Berry-Berry Belgian Waffles
light Belgian waffles covered with an assortment of fresh berries and whipped cream

As the old post office ad goes - "I saw this and thought of you..."

The Bookselector said...

Damn these computers! It has taken out all thge coding and just displayed it properly F*@LHYDF*!

Lisa-Marie said...

In Scotland (as I'm sure you are aware) we have the English name and the (approximate, somewhat phonetic and probably quite made up) Gaelic name for towns on signs. You'd think Blegium could just do that?

Anonymous said...

The Ikea outside of Philadelphia is getting rid of/has gotten rid of their Daim supply as well. I am heartbroken. It would appear that the Happiest Place on Earth has had a falling out with the Daims.
I hope they don't ditch the caramel laces too.

Anonymous said...

Place names - have you noticed that Leuven is Louvain in French but then they have put Louvain la Neuve just the other side of the border - I don't know what the Flemings call it, but I bet it doesn't help anyone trying to find either of them...

(Boys are lovely, I agree, I have two, one of whom now pats me on the head and has to bend down for me to kiss him...)

Fat Controller said...

Bergen IS in Norway. It happens to be home to the northernmost Beech forest in the known world. How do I know this? Because Controller Towers is in close proximity to the second northernmost beech forest in the entire world.

I feel your pain with cheap, pointless programming. When I fly budget to UK the drop-down screens on the bright, shiny Boeing 737 show nothing but awful Dutch 'candid-camera' type shows of a type produced specifically to torment cheapskate passengers. I suppose it could be worse, on Austrian airlines one is treated to non-stop Strauss from the moment of boarding and for the duration of the flight.

Cactus socks sound dangerous. If yopu want to start a cottage-industry then do like my sis (also a lawyer) and knit smartphone-cosies.

Dara said...

Must see cactus outfits!! Pictures, please....
your boys are lovely!

Anonymous said...

Giggled a lot, thank you! You should be kind to Belgium and tell people about the nifty roadsigns in Brussels (when they exist) that say e.g.
which is a very efficient way of combining a Romance and a German language.

Eireann said...

mons = mountains in old-time-speak, non? and berg(en) = mountain(s) in flemish. voilà, no cognate, but they at least mean the same thing. where, exactly, the 'mountains' are in belgium is another thing altogether.

Gillian said...

Hello. I love your blog. No Daims or Marabou
in IKEA in Dublin either, very upsetting.

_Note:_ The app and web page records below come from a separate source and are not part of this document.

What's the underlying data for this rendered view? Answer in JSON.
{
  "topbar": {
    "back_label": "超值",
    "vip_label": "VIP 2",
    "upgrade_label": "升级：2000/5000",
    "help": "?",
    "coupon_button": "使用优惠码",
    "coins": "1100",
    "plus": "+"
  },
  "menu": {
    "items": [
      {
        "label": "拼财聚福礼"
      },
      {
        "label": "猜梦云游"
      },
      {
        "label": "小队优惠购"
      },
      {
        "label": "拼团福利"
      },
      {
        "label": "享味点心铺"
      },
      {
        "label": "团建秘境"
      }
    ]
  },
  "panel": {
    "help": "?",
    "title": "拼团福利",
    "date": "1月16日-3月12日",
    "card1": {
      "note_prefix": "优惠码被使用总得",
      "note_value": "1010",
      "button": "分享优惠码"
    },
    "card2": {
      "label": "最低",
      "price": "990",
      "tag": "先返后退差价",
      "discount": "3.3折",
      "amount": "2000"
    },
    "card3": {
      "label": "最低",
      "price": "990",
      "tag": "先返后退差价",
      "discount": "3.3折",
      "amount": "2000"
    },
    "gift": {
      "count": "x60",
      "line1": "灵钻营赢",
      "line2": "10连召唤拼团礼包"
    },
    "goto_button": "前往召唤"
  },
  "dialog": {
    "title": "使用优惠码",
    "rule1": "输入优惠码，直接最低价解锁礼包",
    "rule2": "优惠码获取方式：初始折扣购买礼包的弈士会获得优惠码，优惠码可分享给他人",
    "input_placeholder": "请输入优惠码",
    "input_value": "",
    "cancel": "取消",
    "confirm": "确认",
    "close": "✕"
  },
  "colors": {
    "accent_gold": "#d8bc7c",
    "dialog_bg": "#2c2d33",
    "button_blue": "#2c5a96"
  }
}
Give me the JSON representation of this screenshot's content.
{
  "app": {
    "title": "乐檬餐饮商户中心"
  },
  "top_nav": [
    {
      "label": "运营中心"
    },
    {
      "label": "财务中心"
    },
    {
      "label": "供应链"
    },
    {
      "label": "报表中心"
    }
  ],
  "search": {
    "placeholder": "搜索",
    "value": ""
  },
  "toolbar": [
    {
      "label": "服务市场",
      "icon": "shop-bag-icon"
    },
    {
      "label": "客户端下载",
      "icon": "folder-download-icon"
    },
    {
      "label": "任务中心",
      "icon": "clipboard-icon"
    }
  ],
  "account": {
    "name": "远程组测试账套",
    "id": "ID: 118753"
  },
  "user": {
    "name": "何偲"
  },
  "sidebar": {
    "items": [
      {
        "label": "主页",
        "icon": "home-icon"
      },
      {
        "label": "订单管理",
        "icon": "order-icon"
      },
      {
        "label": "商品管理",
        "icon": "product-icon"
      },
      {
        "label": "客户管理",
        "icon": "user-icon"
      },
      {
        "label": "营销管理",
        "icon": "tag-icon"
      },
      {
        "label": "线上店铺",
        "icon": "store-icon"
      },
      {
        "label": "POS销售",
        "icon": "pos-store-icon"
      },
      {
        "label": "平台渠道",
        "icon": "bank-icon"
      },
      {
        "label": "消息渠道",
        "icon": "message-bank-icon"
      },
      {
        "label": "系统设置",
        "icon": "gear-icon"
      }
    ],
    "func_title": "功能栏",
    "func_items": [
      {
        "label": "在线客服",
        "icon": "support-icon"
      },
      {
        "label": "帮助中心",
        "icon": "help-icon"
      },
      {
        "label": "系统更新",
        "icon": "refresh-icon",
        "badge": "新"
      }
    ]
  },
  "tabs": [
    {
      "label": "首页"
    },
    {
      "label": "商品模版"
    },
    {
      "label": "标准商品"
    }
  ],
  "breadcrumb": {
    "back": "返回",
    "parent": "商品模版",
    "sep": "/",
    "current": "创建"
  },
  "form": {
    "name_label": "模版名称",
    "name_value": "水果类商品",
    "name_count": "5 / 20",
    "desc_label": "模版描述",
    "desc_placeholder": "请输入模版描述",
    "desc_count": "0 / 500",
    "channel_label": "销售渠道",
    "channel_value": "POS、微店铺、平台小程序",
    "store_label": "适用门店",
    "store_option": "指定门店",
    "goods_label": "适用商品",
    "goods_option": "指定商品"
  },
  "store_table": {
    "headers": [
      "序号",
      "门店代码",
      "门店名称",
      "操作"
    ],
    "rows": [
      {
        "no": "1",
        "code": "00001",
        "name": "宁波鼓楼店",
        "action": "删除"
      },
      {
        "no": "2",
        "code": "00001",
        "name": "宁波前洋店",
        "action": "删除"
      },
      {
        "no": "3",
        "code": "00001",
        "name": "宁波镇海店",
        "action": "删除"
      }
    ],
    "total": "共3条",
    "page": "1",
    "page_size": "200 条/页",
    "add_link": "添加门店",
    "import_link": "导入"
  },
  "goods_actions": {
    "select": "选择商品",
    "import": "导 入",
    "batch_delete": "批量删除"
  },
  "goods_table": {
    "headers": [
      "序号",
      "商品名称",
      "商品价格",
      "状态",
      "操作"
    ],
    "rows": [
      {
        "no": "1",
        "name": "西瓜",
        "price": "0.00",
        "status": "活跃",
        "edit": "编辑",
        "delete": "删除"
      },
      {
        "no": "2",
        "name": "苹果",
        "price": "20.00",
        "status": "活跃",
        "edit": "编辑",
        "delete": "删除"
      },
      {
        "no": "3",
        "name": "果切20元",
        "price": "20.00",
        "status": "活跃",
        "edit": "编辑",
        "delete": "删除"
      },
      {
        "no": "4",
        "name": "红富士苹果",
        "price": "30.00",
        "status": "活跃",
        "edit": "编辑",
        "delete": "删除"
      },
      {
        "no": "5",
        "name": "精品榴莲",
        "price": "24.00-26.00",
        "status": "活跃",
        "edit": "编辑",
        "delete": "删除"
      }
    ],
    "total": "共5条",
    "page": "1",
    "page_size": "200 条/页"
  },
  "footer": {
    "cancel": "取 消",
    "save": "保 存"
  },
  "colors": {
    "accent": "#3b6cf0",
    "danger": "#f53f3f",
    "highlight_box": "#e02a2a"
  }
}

Asked a lady who
told me they won't be stocking them anymore,
only their ick own brand chocolate.
Your two boys sound lovely. I have two boys too, one turned 2 on Wednesday, the other is 10 weeks.
They are wonderful but all consuming, it's good to see that
they do grow up :)

Marie said...

What ? no Daims ? can't be !!! where's the government when needed ???

Funny I've got the same feeling towards my children,especially my boy of 7, he's getting wiser,nicer,has started to make jokes that makes sense (relief!) and even beginning to listen to the news (if weather forecast counts as news)

Belgian-names for town-and-villages are a legend in the family since my mum spent a entire morning looking for Tubize (Tubeke)and I still can't make out the difference between Mach and Mech -elen.The one I never get wrong is Gent (not to be mistaken with GenK).

Janet said...

Your boys are lovely.